A sportsbook is a place where people can place bets on different sporting events. It can be a land-based establishment or an online sportsbook. These sportsbooks accept bets on both professional and amateur sports.
They also provide information about upcoming sporting events, including the odds and lines for these games. You can place bets in the sportsbook by cash or by using a credit card. They also offer a range of other services, such as sports betting apps and free picks.
The most important thing to remember about sportsbooks is that they are regulated by the state where they are located, although many sportsbooks operate internationally. The Wire Act of 1961 makes it illegal for sportsbooks to operate outside of their home states, so make sure that you choose a bookie that complies with the regulations in your state.
Bettors often have certain biases, which a sportsbook can take advantage of by shading its lines to increase their profits. This is especially true when it comes to spread bets, which are based on the margin of victory.
A spread bet is a type of wager that requires the bettor to place a dollar amount on either side of the game in order to win a fixed amount of money. For example, if you bet $100 on the Raptors to win, the sportsbook will take $110 from you and pay you the remaining $10. The sportsbook will then pay out the other $100 to anyone who placed a bet on the other team.

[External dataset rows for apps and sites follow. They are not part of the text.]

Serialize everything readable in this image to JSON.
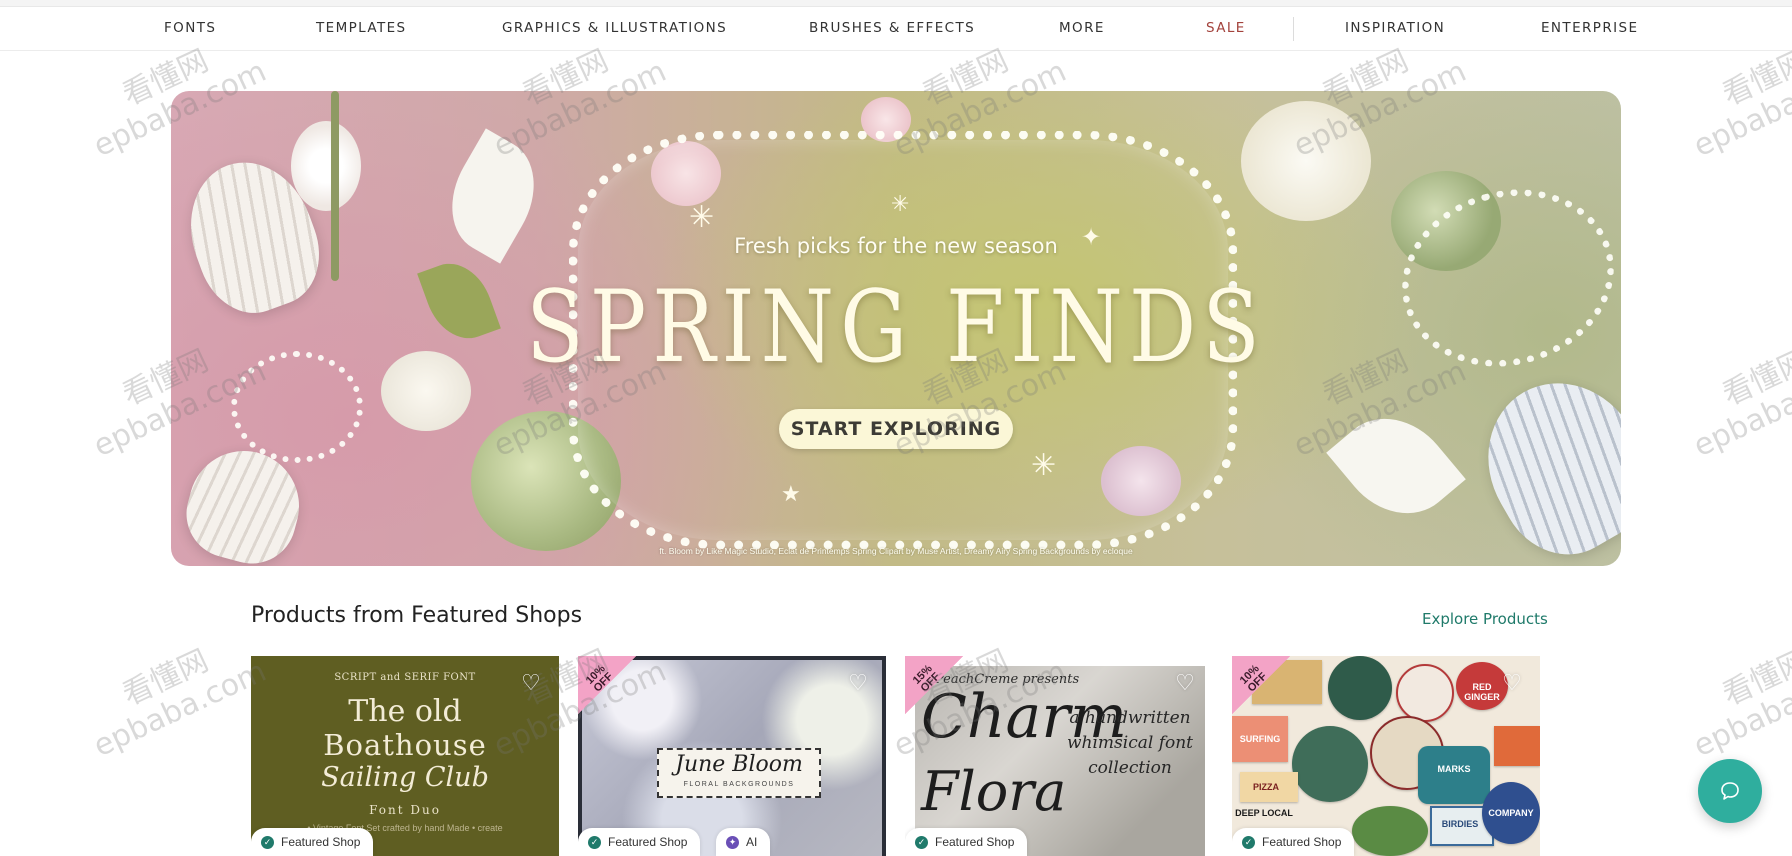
{
  "nav": {
    "items": [
      {
        "label": "FONTS"
      },
      {
        "label": "TEMPLATES"
      },
      {
        "label": "GRAPHICS & ILLUSTRATIONS"
      },
      {
        "label": "BRUSHES & EFFECTS"
      },
      {
        "label": "MORE"
      },
      {
        "label": "SALE"
      },
      {
        "label": "INSPIRATION"
      },
      {
        "label": "ENTERPRISE"
      }
    ]
  },
  "hero": {
    "subtitle": "Fresh picks for the new season",
    "title": "SPRING FINDS",
    "cta_label": "START EXPLORING",
    "credit": "ft. Bloom by Like Magic Studio, Eclat de Printemps Spring Clipart by Muse Artist, Dreamy Airy Spring Backgrounds by ecloque"
  },
  "section": {
    "title": "Products from Featured Shops",
    "explore_label": "Explore Products"
  },
  "cards": [
    {
      "badge": "",
      "pill_label": "Featured Shop",
      "art": {
        "subtitle": "SCRIPT and SERIF FONT",
        "line1": "The old",
        "line2": "Boathouse",
        "line3": "Sailing Club",
        "line4": "Font Duo",
        "line5": "• Vintage Font Set crafted by hand Made • create"
      }
    },
    {
      "badge": "10% OFF",
      "pill_label": "Featured Shop",
      "ai_label": "AI",
      "art": {
        "title": "June Bloom",
        "subtitle": "FLORAL BACKGROUNDS"
      }
    },
    {
      "badge": "15% OFF",
      "pill_label": "Featured Shop",
      "art": {
        "presenter": "PeachCreme presents",
        "word1": "Charm",
        "word2": "Flora",
        "side": "a handwritten whimsical font collection"
      }
    },
    {
      "badge": "10% OFF",
      "pill_label": "Featured Shop",
      "art": {
        "badges": [
          "PIZZA",
          "RED GINGER",
          "MARKS",
          "BIRDIES",
          "SURFING",
          "DEEP LOCAL",
          "COMPANY"
        ]
      }
    }
  ],
  "chat": {
    "icon": "chat-bubble-icon"
  },
  "watermark": {
    "line1": "看懂网",
    "line2": "epbaba.com"
  },
  "colors": {
    "accent": "#1f7a6a",
    "sale": "#a3423c",
    "chat_fab": "#2fae9e",
    "badge_pink": "#f3a3c6"
  }
}
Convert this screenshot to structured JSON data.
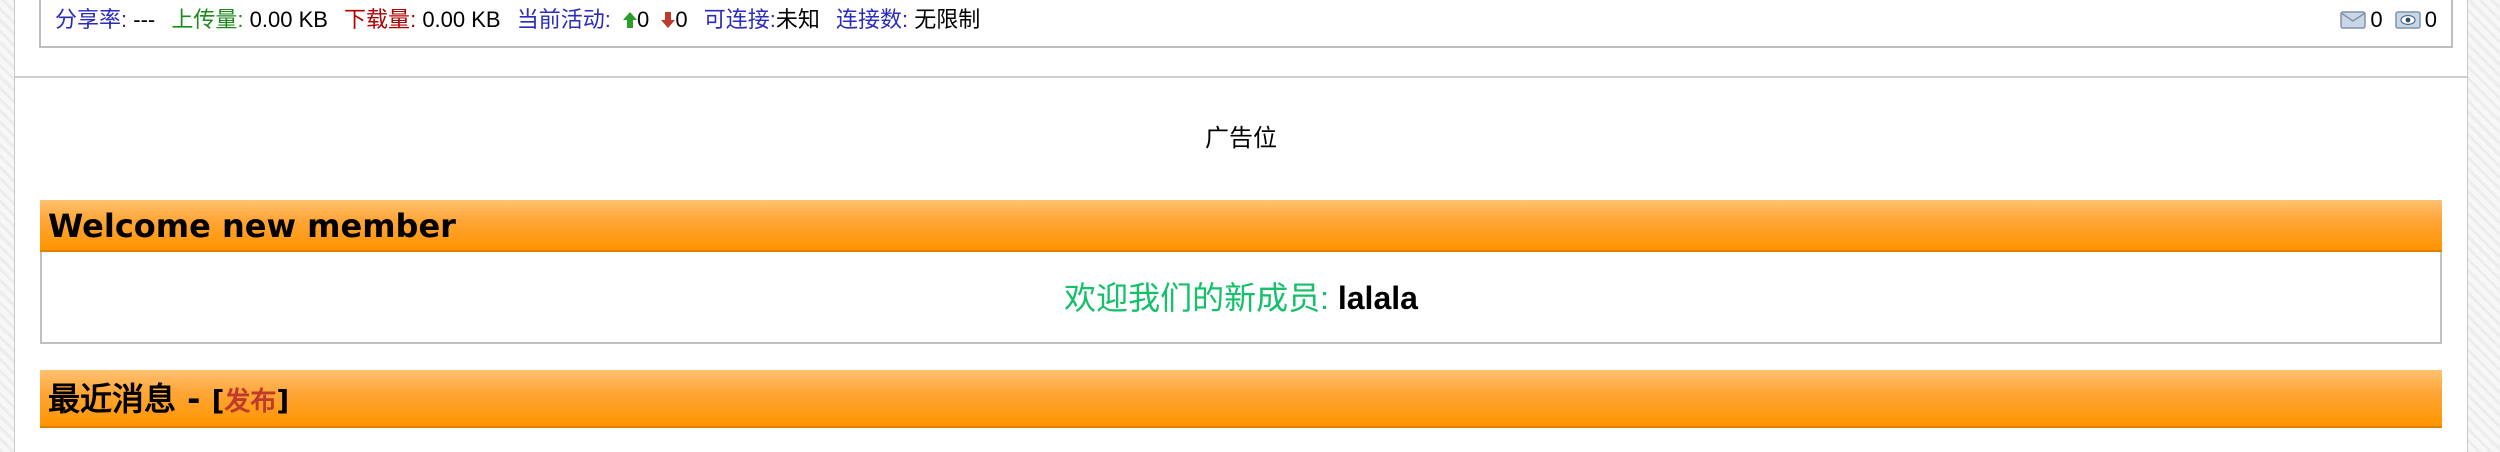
{
  "status_bar": {
    "share_ratio": {
      "label": "分享率",
      "value": "---"
    },
    "uploaded": {
      "label": "上传量",
      "value": "0.00 KB"
    },
    "downloaded": {
      "label": "下载量",
      "value": "0.00 KB"
    },
    "active": {
      "label": "当前活动",
      "seeding": "0",
      "leeching": "0"
    },
    "connectable": {
      "label": "可连接",
      "value": "未知"
    },
    "connections": {
      "label": "连接数",
      "value": "无限制"
    },
    "messages": {
      "inbox_icon": "envelope-icon",
      "inbox_count": "0",
      "sent_icon": "eye-mail-icon",
      "sent_count": "0"
    }
  },
  "ad": {
    "text": "广告位"
  },
  "welcome": {
    "title": "Welcome new member",
    "prefix": "欢迎我们的新成员: ",
    "member_name": "lalala"
  },
  "news": {
    "title": "最近消息 - ",
    "post_link": "发布"
  },
  "colors": {
    "header_orange": "#ff9400",
    "welcome_green": "#14c06a",
    "label_blue": "#2b2bbf",
    "upload_green": "#1d8a1d",
    "download_red": "#b00000",
    "post_link_red": "#c0392b"
  }
}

Some sportsbooks also offer parlays, which allow bettors to place multiple bets on a single event. These bets typically have better odds than straight bets because the sportsbook can recoup its costs through a percentage of your winnings if you win on a parlay.
Another way that a sportsbook can make money is by charging an extra fee for placing bets. This is known as “vig” or “juice.” The sportsbook takes a cut from your total winnings in the form of juice, so it’s essential to know what to look for when choosing a sportsbook.
The odds and lines that a sportsbook sets for an event are based on several factors, including the team’s strength, their opponents’ strength, and the location of the event. In addition, home teams tend to perform better than away teams and this is reflected in the point spread and moneyline odds for host teams. Some sportsbooks may also reward their players with points or other incentives, which can help you boost your profits.